Prompt: Locate the word "Memory" in the data below, then copy every line that holds it.

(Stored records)
####################
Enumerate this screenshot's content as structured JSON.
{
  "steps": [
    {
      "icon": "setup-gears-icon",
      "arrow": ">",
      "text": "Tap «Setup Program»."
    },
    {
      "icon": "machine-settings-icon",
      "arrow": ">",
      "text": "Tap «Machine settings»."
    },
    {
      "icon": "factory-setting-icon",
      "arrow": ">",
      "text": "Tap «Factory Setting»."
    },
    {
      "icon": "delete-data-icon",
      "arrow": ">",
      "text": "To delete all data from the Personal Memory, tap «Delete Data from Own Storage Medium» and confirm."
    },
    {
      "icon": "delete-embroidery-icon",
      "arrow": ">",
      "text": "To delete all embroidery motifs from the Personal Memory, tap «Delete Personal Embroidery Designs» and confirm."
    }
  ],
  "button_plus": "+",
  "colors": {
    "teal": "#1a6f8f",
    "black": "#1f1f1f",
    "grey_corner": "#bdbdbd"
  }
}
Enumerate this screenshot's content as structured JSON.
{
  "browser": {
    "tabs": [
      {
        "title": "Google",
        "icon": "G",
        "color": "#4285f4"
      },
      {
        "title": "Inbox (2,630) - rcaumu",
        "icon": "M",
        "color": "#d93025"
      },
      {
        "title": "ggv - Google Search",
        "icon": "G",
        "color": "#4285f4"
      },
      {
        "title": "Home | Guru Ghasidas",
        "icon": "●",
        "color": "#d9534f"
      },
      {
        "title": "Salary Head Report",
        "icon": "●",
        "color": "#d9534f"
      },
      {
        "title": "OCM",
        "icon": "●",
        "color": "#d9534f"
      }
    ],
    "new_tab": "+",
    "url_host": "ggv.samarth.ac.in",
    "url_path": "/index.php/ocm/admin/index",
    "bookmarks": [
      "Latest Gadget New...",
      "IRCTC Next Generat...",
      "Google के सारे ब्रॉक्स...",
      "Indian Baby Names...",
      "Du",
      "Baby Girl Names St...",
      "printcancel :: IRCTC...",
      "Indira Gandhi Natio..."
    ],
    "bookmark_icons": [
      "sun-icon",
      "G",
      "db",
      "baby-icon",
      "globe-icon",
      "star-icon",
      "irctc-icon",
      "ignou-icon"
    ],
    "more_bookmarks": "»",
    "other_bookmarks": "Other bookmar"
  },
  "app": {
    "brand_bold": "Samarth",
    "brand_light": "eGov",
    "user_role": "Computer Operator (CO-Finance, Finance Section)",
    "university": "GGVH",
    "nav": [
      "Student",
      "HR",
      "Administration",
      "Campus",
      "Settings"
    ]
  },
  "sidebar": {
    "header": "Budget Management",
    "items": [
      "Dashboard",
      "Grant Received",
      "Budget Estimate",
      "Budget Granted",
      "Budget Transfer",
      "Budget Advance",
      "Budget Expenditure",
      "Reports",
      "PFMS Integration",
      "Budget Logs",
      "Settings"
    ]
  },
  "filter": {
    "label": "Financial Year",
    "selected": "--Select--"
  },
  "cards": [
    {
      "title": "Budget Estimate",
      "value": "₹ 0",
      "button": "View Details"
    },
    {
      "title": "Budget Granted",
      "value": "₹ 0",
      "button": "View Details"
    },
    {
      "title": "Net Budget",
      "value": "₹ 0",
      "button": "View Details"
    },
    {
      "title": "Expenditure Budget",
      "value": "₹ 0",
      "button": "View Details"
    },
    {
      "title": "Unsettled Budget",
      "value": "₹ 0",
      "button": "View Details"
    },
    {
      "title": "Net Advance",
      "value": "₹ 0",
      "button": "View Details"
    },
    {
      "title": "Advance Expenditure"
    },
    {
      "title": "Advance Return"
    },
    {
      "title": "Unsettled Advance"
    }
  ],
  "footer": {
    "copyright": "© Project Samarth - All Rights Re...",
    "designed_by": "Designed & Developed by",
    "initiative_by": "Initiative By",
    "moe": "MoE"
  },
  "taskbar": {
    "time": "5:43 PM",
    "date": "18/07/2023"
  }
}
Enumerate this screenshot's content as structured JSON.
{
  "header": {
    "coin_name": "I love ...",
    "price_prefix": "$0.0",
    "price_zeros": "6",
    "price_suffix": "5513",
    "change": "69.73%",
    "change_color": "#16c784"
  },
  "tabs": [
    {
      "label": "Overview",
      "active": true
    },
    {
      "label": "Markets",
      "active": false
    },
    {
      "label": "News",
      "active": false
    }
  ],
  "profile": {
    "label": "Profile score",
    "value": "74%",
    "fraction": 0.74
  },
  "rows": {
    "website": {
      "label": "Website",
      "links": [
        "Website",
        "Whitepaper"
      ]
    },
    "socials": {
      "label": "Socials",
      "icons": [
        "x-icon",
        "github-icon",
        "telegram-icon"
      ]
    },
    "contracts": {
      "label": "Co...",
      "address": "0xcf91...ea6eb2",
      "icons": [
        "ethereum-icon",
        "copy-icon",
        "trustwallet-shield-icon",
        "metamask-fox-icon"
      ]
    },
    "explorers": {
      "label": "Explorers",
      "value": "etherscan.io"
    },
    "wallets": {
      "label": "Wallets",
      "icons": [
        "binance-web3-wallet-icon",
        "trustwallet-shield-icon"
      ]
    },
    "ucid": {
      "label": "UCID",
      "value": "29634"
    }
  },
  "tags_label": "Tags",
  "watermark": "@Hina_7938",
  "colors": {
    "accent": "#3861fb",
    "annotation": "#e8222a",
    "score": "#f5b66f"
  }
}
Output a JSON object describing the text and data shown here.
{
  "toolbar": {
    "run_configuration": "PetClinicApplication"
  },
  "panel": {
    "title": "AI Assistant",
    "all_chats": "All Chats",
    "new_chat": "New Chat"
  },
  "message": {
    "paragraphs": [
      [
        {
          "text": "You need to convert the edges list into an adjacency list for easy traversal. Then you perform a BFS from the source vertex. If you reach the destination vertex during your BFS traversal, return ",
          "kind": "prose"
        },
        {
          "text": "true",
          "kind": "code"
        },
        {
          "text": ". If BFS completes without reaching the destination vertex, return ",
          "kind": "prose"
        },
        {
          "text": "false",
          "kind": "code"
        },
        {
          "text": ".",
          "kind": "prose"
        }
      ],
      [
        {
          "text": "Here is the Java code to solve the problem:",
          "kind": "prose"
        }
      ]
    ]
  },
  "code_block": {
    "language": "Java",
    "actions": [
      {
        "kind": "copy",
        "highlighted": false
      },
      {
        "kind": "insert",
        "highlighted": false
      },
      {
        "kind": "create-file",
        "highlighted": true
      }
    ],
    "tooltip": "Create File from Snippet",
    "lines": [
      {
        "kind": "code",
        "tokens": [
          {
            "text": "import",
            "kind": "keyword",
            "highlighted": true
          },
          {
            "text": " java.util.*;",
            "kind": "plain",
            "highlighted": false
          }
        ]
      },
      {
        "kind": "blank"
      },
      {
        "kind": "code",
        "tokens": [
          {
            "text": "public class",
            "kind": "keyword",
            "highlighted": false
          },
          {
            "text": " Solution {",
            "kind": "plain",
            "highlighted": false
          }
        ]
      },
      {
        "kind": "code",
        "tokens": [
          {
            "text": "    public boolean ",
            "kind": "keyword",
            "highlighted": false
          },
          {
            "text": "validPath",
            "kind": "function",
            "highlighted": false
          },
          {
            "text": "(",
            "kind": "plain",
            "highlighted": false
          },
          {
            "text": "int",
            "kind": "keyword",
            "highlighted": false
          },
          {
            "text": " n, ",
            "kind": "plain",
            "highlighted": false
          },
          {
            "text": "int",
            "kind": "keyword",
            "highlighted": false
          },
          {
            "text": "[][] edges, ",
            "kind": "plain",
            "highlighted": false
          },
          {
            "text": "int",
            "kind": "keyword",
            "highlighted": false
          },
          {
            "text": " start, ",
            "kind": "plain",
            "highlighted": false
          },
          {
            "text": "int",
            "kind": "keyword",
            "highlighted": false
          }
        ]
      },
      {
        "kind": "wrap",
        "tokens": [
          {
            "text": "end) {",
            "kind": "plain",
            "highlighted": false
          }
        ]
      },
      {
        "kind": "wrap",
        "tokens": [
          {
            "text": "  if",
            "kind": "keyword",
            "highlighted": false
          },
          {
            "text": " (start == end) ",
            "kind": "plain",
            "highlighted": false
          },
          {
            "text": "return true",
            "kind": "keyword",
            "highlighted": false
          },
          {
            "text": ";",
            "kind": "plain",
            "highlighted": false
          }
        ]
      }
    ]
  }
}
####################
The answer:
      "text": "To delete all data from the Personal Memory, tap «Delete Data from Own Storage Medium» and confirm."
      "text": "To delete all embroidery motifs from the Personal Memory, tap «Delete Personal Embroidery Designs» and confirm."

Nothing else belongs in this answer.